I do not believe the migrators ever extend their southern sojourn so far south as this bay (Sarasota), as no increase in numbers occurs during that time among those seen here, and no movement is observed among them to excite such a presumption. These birds are never seen to soar high in the air in flocks, at any time of the year, as the migrators may be seen frequently to do in their southern winter home in Louisiana, Texas, and other States; one or a pair only have I ever seen moving thus, not intent on travel, but simply circling for "an airing," as it were.

Game.--The sandhill crane combines many of the qualities of a fine game bird. There is pleasure to be derived in the pursuit of what is difficult to obtain, and certainly the cranes give plenty of opportunities to practice patience, skill, and ingenuity in outwitting them. In the open places where they live they can exercise to the best advantage their keen eyesight and acute sense of hearing. They are constantly on the alert to detect the slightest movement or sound and are suspicious of everything new or strange. In proportion to their size their flight is slow and steady; so they are not difficult to hit; but it is a real problem to get them to come near enough to shoot. For a good account of the difficulties to be encountered I would refer the reader to Mr. Laing's (1915) interesting paper, referred to above, relating his adventures while hunting cranes with a camera, in which he was finally successful.

The best places for hunting cranes are the big grain fields of the prairie regions, after the crops have been harvested in the fall, to which the cranes resort at certain hours during the day, early morning, and late afternoon, to feed on the fallen grain, wheat, barley, or corn among the stubble. Sometimes a pit is dug in the ground, such as is used for goose shooting, but this must be artfully concealed to escape detection. Better success can be had by utilizing, as a blind, one of the numerous corn shocks standing in some corn field which the cranes are frequenting. The hunter must be well concealed in his blind long before daylight and wait quietly and patiently for his best chance, for he is not likely to have more than one. The crafty, old scouts are sure to inspect the field critically before reporting that it is safe for the main flight to come in. Their system of sentinels and patrols is most complete and very efficient. If the hunter succeeds in outwitting them all and brings to bag one or two of the big birds, fattened on ripe grain, he will be rewarded with a feast worthy of his efforts.

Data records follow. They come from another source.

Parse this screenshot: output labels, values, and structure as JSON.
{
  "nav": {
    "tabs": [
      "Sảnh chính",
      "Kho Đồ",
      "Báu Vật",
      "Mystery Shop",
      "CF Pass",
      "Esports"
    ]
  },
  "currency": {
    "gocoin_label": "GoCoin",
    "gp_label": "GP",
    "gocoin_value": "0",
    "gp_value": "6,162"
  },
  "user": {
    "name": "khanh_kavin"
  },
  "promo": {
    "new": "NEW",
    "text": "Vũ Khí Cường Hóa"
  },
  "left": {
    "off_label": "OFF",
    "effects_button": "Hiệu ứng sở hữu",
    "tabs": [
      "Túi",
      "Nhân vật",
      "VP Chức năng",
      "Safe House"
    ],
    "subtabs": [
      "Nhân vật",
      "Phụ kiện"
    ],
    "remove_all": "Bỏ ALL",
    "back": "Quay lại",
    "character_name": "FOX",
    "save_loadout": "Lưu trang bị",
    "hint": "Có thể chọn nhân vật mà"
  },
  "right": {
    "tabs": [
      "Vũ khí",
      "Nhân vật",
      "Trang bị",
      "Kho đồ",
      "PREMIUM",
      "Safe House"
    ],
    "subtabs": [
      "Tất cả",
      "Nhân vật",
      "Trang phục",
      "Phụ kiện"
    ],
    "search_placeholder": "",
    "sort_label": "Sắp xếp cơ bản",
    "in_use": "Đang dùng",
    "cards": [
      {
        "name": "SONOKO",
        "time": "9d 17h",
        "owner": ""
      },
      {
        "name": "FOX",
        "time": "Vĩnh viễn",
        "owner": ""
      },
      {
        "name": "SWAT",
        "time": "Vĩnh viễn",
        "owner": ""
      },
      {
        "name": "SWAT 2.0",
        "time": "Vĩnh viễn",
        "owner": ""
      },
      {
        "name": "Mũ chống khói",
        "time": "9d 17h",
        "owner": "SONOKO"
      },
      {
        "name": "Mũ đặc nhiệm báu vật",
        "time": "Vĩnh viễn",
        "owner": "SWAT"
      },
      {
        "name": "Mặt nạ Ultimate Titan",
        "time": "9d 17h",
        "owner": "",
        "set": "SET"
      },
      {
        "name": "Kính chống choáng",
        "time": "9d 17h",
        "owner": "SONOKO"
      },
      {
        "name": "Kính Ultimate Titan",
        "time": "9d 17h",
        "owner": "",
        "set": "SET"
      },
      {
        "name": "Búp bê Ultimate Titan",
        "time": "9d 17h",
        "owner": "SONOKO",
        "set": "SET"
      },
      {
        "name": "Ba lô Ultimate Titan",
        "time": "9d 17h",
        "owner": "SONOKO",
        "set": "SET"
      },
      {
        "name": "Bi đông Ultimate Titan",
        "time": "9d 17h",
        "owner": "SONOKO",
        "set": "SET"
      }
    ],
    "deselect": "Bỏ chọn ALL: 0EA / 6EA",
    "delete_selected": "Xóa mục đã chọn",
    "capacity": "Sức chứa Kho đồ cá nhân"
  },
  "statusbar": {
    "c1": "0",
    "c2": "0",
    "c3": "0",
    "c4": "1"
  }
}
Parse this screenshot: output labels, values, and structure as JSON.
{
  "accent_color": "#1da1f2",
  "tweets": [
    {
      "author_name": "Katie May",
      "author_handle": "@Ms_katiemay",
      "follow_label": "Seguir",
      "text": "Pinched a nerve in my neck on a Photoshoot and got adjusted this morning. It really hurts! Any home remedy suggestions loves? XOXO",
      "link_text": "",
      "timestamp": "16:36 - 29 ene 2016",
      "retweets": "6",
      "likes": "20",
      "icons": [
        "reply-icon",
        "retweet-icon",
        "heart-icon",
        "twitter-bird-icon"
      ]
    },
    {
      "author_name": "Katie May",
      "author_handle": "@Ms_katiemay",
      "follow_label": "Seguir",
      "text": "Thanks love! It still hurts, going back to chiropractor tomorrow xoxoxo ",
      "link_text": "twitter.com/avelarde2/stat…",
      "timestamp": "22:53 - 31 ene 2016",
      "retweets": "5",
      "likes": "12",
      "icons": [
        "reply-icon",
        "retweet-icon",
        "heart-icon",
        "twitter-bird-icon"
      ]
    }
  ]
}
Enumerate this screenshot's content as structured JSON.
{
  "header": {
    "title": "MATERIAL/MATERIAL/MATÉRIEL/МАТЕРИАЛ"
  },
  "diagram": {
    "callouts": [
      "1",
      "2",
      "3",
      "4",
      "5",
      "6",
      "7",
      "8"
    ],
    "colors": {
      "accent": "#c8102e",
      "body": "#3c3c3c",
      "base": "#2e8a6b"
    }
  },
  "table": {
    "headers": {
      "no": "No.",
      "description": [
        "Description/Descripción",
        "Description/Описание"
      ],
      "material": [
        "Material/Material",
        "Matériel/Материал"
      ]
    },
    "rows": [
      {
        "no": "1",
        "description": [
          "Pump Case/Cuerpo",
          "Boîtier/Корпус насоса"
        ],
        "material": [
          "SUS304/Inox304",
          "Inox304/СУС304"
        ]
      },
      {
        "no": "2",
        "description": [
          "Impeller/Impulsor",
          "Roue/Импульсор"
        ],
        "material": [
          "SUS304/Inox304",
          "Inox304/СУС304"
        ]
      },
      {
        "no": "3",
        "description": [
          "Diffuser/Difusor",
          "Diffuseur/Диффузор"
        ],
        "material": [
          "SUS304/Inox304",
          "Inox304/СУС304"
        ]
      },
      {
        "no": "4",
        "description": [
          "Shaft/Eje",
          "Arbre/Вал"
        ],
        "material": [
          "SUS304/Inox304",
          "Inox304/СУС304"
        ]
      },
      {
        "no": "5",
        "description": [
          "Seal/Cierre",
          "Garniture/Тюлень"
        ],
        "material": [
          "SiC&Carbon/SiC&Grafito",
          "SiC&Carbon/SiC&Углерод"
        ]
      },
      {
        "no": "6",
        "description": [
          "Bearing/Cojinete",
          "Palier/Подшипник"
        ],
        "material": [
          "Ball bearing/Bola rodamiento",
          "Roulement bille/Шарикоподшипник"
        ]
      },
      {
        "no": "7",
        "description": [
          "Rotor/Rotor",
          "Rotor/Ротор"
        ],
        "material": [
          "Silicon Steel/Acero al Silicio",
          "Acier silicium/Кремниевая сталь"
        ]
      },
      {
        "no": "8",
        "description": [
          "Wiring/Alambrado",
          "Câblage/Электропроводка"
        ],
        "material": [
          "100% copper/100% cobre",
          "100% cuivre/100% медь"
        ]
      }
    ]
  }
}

Sandhill Crane* Grus canadensis

*Original Source: Bent, Arthur Cleveland. 1927. Smithsonian Institution United States National Museum Bulletin 135 : 241-253. United States Government Printing Office